- _What you should do_: Tally how many lines of these entries hold the string "Video". Return the number alone.

- _Entries provided_:

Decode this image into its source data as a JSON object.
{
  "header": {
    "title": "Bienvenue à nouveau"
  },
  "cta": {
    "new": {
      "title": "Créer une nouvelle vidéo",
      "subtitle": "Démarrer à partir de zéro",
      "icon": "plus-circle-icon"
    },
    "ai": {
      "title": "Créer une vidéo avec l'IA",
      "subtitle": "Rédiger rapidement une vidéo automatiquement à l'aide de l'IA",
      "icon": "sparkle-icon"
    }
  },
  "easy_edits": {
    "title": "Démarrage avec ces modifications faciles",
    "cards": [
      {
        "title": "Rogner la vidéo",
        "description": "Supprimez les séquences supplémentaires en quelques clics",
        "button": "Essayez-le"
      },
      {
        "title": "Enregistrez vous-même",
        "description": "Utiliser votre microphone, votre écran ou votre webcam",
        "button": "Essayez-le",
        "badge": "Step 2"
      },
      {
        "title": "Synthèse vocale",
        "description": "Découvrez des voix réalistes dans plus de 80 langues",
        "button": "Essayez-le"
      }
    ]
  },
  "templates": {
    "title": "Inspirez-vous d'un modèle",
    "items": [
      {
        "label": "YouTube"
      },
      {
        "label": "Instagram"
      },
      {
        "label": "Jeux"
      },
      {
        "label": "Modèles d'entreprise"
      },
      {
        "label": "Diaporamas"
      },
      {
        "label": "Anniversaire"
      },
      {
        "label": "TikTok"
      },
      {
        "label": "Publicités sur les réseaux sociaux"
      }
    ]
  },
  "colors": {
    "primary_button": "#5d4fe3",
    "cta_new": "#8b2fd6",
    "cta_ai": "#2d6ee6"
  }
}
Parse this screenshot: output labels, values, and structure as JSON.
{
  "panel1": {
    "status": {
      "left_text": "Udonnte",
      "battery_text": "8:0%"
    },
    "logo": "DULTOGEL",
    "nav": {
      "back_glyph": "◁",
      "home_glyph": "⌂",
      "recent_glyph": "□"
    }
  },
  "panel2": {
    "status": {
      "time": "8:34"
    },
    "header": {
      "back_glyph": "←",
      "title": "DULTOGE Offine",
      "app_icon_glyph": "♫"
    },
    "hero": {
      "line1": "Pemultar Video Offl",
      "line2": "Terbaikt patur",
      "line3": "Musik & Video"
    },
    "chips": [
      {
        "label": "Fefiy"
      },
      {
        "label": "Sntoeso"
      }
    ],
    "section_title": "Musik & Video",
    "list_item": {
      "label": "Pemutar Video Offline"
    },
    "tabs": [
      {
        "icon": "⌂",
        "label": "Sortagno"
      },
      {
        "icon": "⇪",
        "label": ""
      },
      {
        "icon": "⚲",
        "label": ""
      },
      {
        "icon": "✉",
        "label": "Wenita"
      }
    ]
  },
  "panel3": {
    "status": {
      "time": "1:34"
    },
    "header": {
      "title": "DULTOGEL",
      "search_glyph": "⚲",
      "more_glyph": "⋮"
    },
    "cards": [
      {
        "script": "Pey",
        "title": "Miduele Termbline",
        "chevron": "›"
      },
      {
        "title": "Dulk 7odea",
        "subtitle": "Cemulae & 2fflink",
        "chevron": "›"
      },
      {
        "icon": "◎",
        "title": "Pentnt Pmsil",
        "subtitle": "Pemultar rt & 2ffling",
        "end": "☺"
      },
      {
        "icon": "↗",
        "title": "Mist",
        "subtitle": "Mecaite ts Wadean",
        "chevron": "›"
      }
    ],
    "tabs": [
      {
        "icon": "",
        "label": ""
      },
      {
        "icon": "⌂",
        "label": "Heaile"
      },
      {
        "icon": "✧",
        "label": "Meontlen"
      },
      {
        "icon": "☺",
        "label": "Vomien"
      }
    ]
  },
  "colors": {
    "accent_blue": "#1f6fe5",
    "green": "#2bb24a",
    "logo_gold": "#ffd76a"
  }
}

- _Answer below_: 4